TASK TO CARRY OUT: Every line below that holds "Scholarship" must be copied.

Records from a dataset:
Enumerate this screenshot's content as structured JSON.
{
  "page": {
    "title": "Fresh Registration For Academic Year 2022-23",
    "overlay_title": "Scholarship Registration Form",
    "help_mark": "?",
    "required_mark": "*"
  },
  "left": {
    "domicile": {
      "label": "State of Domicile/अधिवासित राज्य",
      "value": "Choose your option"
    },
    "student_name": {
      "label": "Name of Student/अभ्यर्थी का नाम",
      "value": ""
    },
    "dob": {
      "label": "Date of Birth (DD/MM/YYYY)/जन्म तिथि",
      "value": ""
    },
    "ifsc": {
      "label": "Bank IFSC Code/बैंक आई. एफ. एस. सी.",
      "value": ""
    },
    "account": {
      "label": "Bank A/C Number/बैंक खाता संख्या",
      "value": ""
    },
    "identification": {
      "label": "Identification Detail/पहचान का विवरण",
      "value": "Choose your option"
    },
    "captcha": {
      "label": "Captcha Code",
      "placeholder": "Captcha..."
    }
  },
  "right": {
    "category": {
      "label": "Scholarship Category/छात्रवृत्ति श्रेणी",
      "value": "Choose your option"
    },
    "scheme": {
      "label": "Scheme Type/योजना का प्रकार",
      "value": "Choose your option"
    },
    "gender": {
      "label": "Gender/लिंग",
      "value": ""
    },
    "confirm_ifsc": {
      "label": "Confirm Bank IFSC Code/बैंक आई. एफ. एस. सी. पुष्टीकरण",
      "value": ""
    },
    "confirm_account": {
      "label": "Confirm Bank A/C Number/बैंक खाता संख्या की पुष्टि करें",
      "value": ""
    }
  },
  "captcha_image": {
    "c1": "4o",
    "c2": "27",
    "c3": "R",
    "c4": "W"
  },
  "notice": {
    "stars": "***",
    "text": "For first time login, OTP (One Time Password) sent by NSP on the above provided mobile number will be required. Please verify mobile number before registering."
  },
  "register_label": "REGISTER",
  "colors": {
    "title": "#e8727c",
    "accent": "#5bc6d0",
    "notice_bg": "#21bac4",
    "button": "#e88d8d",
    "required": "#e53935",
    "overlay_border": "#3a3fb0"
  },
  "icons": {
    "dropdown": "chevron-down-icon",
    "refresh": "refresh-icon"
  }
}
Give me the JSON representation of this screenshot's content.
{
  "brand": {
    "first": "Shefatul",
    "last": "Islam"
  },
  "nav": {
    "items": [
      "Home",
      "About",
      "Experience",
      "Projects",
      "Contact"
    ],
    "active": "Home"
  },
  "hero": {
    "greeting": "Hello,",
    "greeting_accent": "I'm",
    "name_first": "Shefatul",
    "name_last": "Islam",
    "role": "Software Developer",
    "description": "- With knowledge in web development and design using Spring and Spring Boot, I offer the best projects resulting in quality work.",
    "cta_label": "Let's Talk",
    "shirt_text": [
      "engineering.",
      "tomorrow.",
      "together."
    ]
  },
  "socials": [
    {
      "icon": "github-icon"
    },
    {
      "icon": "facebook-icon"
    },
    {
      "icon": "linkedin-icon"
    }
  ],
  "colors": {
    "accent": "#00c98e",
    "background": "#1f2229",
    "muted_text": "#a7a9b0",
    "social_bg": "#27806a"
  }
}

REPLY TO THE EXERCISE:
    "overlay_title": "Scholarship Registration Form",
      "label": "Scholarship Category/छात्रवृत्ति श्रेणी",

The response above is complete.